*Work request*
Produce a verbatim copy of the entries listed below.

Records from a data source
== Segment start ==

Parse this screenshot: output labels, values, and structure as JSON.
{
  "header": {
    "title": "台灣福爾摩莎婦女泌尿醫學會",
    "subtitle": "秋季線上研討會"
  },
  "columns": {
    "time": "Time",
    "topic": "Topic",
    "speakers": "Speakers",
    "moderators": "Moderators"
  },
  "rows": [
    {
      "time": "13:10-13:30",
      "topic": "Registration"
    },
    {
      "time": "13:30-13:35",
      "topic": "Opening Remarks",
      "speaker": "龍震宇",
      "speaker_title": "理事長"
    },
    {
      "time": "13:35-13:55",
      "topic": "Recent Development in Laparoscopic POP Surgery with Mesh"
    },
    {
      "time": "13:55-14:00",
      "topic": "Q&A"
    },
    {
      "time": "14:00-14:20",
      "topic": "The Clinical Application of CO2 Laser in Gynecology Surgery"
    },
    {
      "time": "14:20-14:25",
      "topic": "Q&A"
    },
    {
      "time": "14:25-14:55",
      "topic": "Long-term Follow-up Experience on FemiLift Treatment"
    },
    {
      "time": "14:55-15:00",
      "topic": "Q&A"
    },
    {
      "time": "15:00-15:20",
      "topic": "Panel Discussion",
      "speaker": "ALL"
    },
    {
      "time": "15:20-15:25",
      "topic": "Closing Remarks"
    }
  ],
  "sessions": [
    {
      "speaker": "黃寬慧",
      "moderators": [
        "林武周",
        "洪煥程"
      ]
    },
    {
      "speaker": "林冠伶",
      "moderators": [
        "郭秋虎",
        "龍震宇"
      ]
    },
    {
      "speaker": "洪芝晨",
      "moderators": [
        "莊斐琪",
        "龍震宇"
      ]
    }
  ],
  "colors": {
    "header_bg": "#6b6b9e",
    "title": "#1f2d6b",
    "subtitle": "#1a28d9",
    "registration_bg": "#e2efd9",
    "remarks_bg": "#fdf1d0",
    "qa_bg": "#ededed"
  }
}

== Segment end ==

*Solution for this task*
Parse this screenshot: output labels, values, and structure as JSON.
{
  "header": {
    "title": "台灣福爾摩莎婦女泌尿醫學會",
    "subtitle": "秋季線上研討會"
  },
  "columns": {
    "time": "Time",
    "topic": "Topic",
    "speakers": "Speakers",
    "moderators": "Moderators"
  },
  "rows": [
    {
      "time": "13:10-13:30",
      "topic": "Registration"
    },
    {
      "time": "13:30-13:35",
      "topic": "Opening Remarks",
      "speaker": "龍震宇",
      "speaker_title": "理事長"
    },
    {
      "time": "13:35-13:55",
      "topic": "Recent Development in Laparoscopic POP Surgery with Mesh"
    },
    {
      "time": "13:55-14:00",
      "topic": "Q&A"
    },
    {
      "time": "14:00-14:20",
      "topic": "The Clinical Application of CO2 Laser in Gynecology Surgery"
    },
    {
      "time": "14:20-14:25",
      "topic": "Q&A"
    },
    {
      "time": "14:25-14:55",
      "topic": "Long-term Follow-up Experience on FemiLift Treatment"
    },
    {
      "time": "14:55-15:00",
      "topic": "Q&A"
    },
    {
      "time": "15:00-15:20",
      "topic": "Panel Discussion",
      "speaker": "ALL"
    },
    {
      "time": "15:20-15:25",
      "topic": "Closing Remarks"
    }
  ],
  "sessions": [
    {
      "speaker": "黃寬慧",
      "moderators": [
        "林武周",
        "洪煥程"
      ]
    },
    {
      "speaker": "林冠伶",
      "moderators": [
        "郭秋虎",
        "龍震宇"
      ]
    },
    {
      "speaker": "洪芝晨",
      "moderators": [
        "莊斐琪",
        "龍震宇"
      ]
    }
  ],
  "colors": {
    "header_bg": "#6b6b9e",
    "title": "#1f2d6b",
    "subtitle": "#1a28d9",
    "registration_bg": "#e2efd9",
    "remarks_bg": "#fdf1d0",
    "qa_bg": "#ededed"
  }
}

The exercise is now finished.